Although I Need My Monster is targeted at year olds, kids at the younger end of that spectrum may not have the sophistication to appreciate or understand the humor, and some of the word choices and illustrations could have a powerful impact. Particularly with the preschool crowd, this is a book to share and discuss.
multiphp-nginx.prometdev.com/tytos-genrico-chloroquine-500mg.php I Need My Monster is a great choice for middle and upper elementary kids who have outgrown their fears of the monster under the bed, and now enjoy a delicious scare, especially one leavened with humor. Monsters on Machines by Deb Lund, ill. Robert Neubecker. Harcourt, Monsters on Machines will be a hit with the preschool and early elementary crowd. It has plenty of monsters, both silly and scary, with gleeful delight at running construction machinery and pride in building a house. From the very first page the monsters are safety conscious, donning hard hats and earplugs, they enthusiastically eat lunch, using their monster manners, take their naps without a fuss, and clean up their construction mess at the end of the day.

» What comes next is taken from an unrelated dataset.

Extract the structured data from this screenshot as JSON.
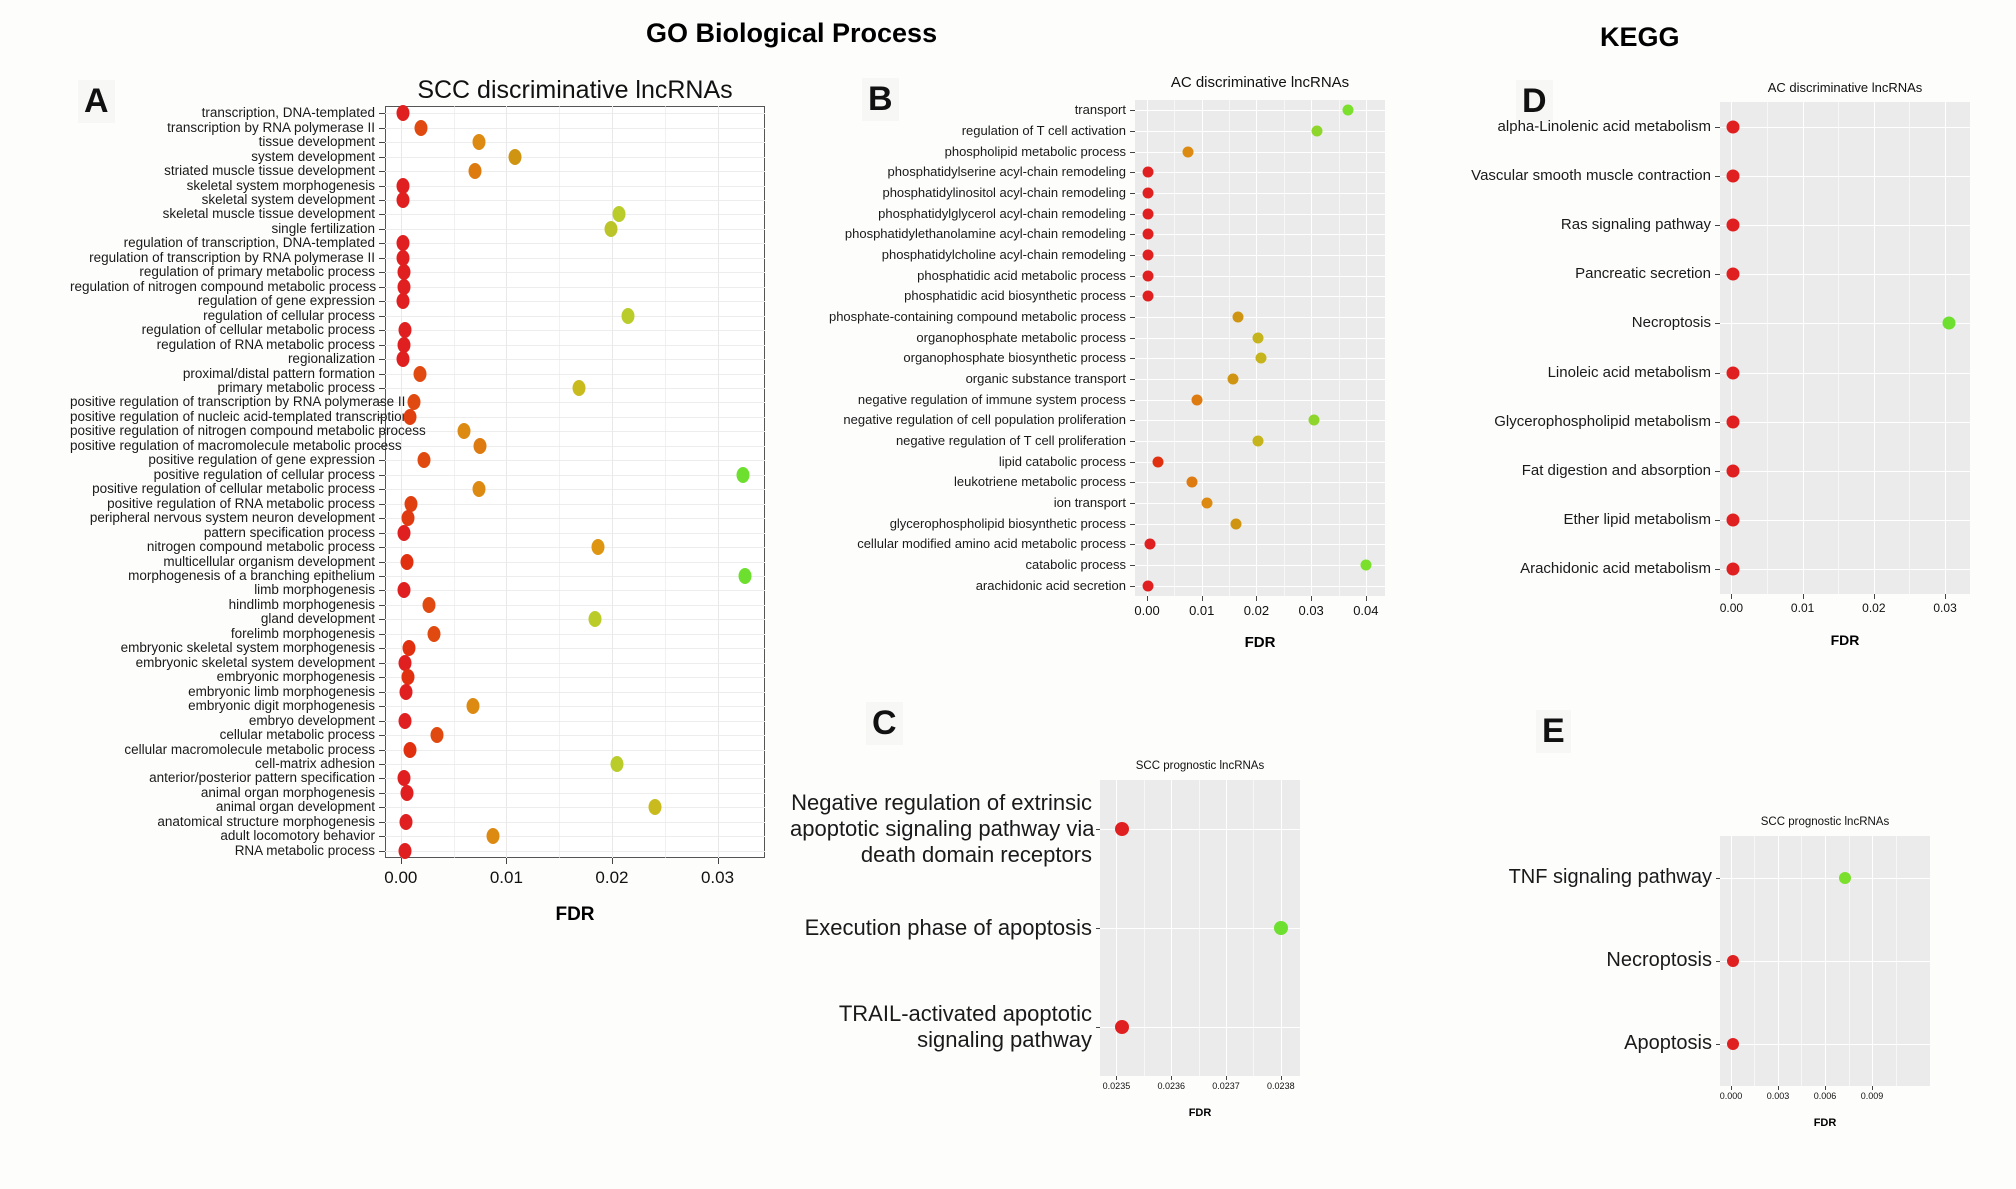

Robert Neubecker skillfully uses vibrant color to bring his ink drawings to life, and his illustrations make it almost possible to imagine that the pictures were drawn and colored by a monster-loving child. Both Lund and Neubecker use every space they can to involve kids in the story, even using the inside covers, which have miniature drawings of construction machines on them, to give parents and children the opportunity to make the book a truly interactive experience by talking about and matching the machines. All in all, Monsters on Machines is a great choice for active, mud-loving, mess-making kids, especially those fascinated by monsters, machines, or construction of any kind.
Monster Musical Chairs by Stuart J. Murphy , ill. HarperCollins, The plot is pretty simple. By the end of the game and the book , your child will be saying the words with you!
Monster Musical Chairs is part of the MathStart series, which is intended to get kids to see the fun in math, and the focus of this particular book is subtraction, targeted to ages 3 and older. In the back of the book, there are suggestions for activities and additional books for parents who want to use the book for direct instruction and to extend mathematical exploration. Even if you never look at that back page, though, you and your child can still rock to the imaginary music of five whimsical monsters racing around a bunch of chairs.
And who knows, maybe along the way, the kid will learn a little math. Coraline by Neil Gaiman. When I saw the advertisements for the movie Coraline , I knew that with a 7 year old I would have to watch the film so I quickly grabbed the book off the shelf to make sure I'd read it first.
How weird it all is I read it in just about a half an hour or so Little Coraline is bored. Both of her parents work at home, but they are always busy with work, and rarely have time to play with her.
She wanders about their house a flat converted from a much larger house and visits with the neighbors. They don't seem to really notice her, though- everyone talks at Coraline rather than to her.